The Garda Press Office confirmed off-the-record to journalist Paul Williams that whistleblower Sgt Maurice McCabe had been the subject of a child sex allegation, the Charleton tribunal has heard.
The then head of the office, Supt David Taylor, also confirmed to Williams that the Director of Public Prosecutions decided no charges should be brought. However, Williams said the superintendent did not say that the DPP observed that the allegation made, even if correct, did not constitute a sexual assault, or even an assault.
Williams told the tribunal sitting in Dublin Castle on Tuesday he did not think it was strange that the superintendent gave him the information about the alleged sexual assault. He said he put the questions to the superintendent, who later returned with answers.
He said he “presumed” that such information might normally be confidential, but that if there were questions about how the subsequent Garda inquiry had been conducted, “then no”.
Williams told the tribunal that he submitted a series of questions to Supt Taylor after he interviewed the woman who made the allegation. The woman, who is being called Ms D, was the daughter of a Garda colleague of Sgt McCabe’s and had made the allegation in 2006, when she was 12 years old, about an alleged event in 1998.
Williams interviewed the girl in her parents’ home after he was contacted by her father. He said no one in Garda HQ had prompted him to conduct the interview.

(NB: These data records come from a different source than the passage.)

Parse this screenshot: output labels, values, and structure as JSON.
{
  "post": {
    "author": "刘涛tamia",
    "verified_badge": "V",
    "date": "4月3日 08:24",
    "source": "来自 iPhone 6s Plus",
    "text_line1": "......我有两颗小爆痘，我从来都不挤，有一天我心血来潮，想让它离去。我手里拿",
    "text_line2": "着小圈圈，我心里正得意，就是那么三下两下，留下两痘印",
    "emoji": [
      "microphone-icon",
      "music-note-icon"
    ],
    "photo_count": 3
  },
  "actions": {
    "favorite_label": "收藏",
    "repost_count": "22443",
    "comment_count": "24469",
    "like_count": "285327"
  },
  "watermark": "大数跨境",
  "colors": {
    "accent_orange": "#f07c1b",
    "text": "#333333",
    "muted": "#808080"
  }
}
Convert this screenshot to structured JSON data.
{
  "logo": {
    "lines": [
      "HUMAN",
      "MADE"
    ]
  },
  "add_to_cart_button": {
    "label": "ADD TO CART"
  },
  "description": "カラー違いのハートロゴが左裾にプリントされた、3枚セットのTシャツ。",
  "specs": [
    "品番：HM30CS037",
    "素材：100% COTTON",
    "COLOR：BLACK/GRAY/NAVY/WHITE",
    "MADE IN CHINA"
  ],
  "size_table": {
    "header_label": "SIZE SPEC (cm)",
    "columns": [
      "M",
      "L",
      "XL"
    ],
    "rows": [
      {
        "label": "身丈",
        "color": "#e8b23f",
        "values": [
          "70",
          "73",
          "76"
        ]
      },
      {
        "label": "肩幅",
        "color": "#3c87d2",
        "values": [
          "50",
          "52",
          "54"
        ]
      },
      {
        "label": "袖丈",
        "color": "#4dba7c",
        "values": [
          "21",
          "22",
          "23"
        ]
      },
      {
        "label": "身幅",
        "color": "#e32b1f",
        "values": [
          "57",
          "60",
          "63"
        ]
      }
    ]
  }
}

He subsequently submitted questions to Supt Taylor and had a number of conversations with him over a period of weeks, before publishing articles in which neither Ms D nor Sgt McCabe were identified.
Williams told Michael McDowell SC, for Sgt McCabe, that he might have “taken a different view” if he had been told the detail of the DPP’s view of the allegation. Williams said he did not contact Sgt McCabe as the articles he wrote did not identify him.
“Because it was so anonymised, I felt there was no need.” He did agree that some people, including the sergeant, might have known the articles were about Sgt McCabe. The articles noted the DPP’s decision that no charges be brought.
Asked if he had been the subject of a child sex abuse allegation that had led to no charges being brought, he would expect the Garda Press Office to confirm that, off the record, some years later, Williams said it was his job to ask questions.
The tribunal also heard that in one of his articles Williams published details of the alleged assault, as claimed by Ms D, which were significantly different to those that had been made by Ms D in 2006.
In the article Ms D, who was not identified, was quoted as saying that the unidentified alleged assailant “closed the door and sexually assaulted me for what seemed like a long time” before anyone else came into the room.
However in her original complaint, Ms D did not say the door was closed, or that the disputed incident went on for a long time. Williams said he did not know that the 2014 allegation was different to the one originally made.
Williams said he did not know who in Garda Headquarters Supt Taylor consulted before he came back to him with answers. He said that at one stage Supt Taylor said that the fact of the 2006 inquiry was known to people in Garda HQ and some people in Government.
The Disclosures Tribunal is investigating if a smear campaign was operated against Sgt McCabe on the direction of senior Garda management. The witness told Diarmuid McGuinness SC, for the tribunal, that he was never negatively briefed against Sgt McCabe.
He told the chairman, Mr Justice Peter Charleton, that it was not the case that his editorial judgment was compromised by his closeness to senior Garda management. He said he was never part of any smear campaign and that a claim that he had seen the full file on the McCabe file was "absolutely untrue". There was "no basis" to any claim that he was acting as a "puppet" for senior Garda.
Williams continues to give evidence.